    The diff is an additional 13 lines but the only instance of 8A is (^8A=0), which appears for every message's entry. I'd sure like to find an msf -> human-readable parser.

    ReplyDelete
  3. Hi Ludwig,

    Unfortunately, I didn't go too deep into the .msf files.

    Why are you looking to manipulate the .msf files yourself?

    ReplyDelete
  4. Also, TBird can be forced to store labels in the mbox see this post.

    ReplyDelete

Post a Comment

Popular posts from this blog

Flowing text in inkscape (Poster making)

You can flow text into arbitrary shapes in inkscape. (From a hint here).

You simply create a text box, type your text into it, create a frame with some drawing tool, select both the text box and the frame (click and shift) and then go to text->flow into frame.

UPDATE:

The omnipresent anonymous asked:
Trying to enter sentence so that text forms the number three...any ideas?
The solution:
Type '3' using the text toolConvert to path using object->pathSize as necessaryRemove fillUngroupType in actual text in new text boxSelect the text and the '3' pathFlow the text

Pandas panel = collection of tables/data frames aligned by index and column

Pandas panel provides a nice way to collect related data frames together while maintaining correspondence between the index and column values:

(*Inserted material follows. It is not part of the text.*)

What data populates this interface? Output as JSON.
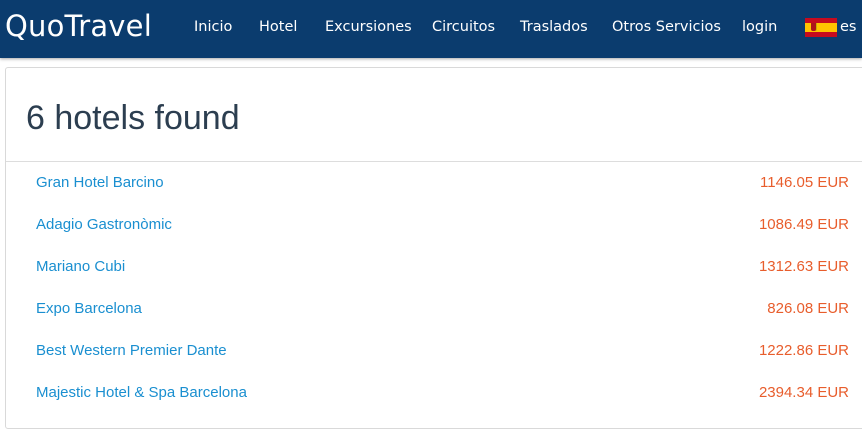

import pandas as pd, pylab #Full dimensions of a slice of our panel index = ['1','2','3','4'] #major_index columns = ['a','b','c'] #minor_index df = pd.DataFrame(pylab.randn(4,3),columns=columns,index=index) #A full slice of the panel df2 = pd.DataFrame(pylab.randn(3,2),columns=['a','c'],index=['1','3','4']) #A partial slice df3 = pd.DataFrame(pylab.randn(2,2),columns=['a','b'],index=['2','4']) #Another partial slice df4 = pd.DataFrame(pylab.randn(2,2),columns=['d','e'],index=['5','6']) #Partial slice with a new column and index pn = pd.Panel({'A': df}) pn['B'] = df2 pn['C'] = df3 pn['D'] = df4 for key in pn.items: print pn[key] -> output …

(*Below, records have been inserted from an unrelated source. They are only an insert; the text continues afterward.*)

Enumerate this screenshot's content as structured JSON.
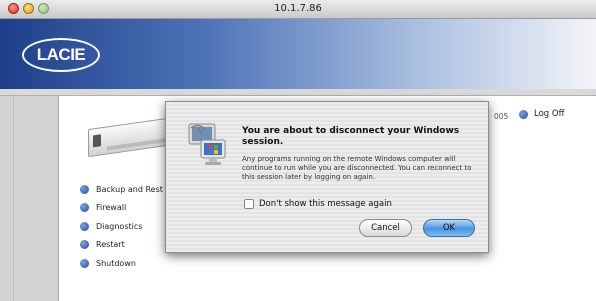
{
  "window": {
    "title": "10.1.7.86"
  },
  "header": {
    "logo_text": "LACIE"
  },
  "nav": {
    "logoff_label": "Log Off",
    "date_fragment": "005"
  },
  "menu": {
    "items": [
      {
        "label": "Backup and Rest",
        "icon": "blue-bullet-icon"
      },
      {
        "label": "Firewall",
        "icon": "blue-bullet-icon"
      },
      {
        "label": "Diagnostics",
        "icon": "blue-bullet-icon"
      },
      {
        "label": "Restart",
        "icon": "blue-bullet-icon"
      },
      {
        "label": "Shutdown",
        "icon": "blue-bullet-icon"
      }
    ]
  },
  "dialog": {
    "icon": "remote-desktop-icon",
    "heading": "You are about to disconnect your Windows session.",
    "body": "Any programs running on the remote Windows computer will continue to run while you are disconnected. You can reconnect to this session later by logging on again.",
    "checkbox_label": "Don't show this message again",
    "checkbox_checked": false,
    "cancel_label": "Cancel",
    "ok_label": "OK"
  },
  "colors": {
    "banner_dark": "#1d3f8a",
    "bullet_blue": "#1e4aa0",
    "default_button": "#4b94e0"
  }
}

Drawing circles using matplotlib

Use the pylab.Circle command

import pylab #Imports matplotlib and a host of other useful modules cir1 = pylab.Circle((0,0), radius=0.75, fc='y') #Creates a patch that looks like a circle (fc= face color) cir2 = pylab.Circle((.5,.5), radius=0.25, alpha =.2, fc='b') #Repeat (alpha=.2 means make it very translucent) ax = pylab.axes(aspect=1) #Creates empty axes (aspect=1 means scale things so that circles look like circles) ax.add_patch(cir1) #Grab the current axes, add the patch to it ax.add_patch(cir2) #Repeat pylab.show()